*** DATASET EXCERPTS ***

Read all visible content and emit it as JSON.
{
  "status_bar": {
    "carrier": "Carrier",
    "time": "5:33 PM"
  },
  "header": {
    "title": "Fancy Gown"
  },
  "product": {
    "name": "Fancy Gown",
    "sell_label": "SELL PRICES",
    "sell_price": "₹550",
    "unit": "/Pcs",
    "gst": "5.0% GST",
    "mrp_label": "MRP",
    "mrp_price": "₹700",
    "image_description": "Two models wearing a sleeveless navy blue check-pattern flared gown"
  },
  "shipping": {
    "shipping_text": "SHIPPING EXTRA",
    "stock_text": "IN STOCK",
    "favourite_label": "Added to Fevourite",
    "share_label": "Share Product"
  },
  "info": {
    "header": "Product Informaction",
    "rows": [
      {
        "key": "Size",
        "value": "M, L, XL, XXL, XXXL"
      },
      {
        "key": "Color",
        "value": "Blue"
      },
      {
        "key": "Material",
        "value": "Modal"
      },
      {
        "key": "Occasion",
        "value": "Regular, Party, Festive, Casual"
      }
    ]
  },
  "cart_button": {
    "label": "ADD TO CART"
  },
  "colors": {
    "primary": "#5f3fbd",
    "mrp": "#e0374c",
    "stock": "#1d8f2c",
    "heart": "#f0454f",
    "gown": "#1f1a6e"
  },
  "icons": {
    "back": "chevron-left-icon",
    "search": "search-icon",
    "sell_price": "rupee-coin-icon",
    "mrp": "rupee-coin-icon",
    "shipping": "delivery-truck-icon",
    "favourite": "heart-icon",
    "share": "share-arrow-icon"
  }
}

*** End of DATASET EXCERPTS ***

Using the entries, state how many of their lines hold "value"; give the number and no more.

SOLUTION FOR THIS PROBLEM:
4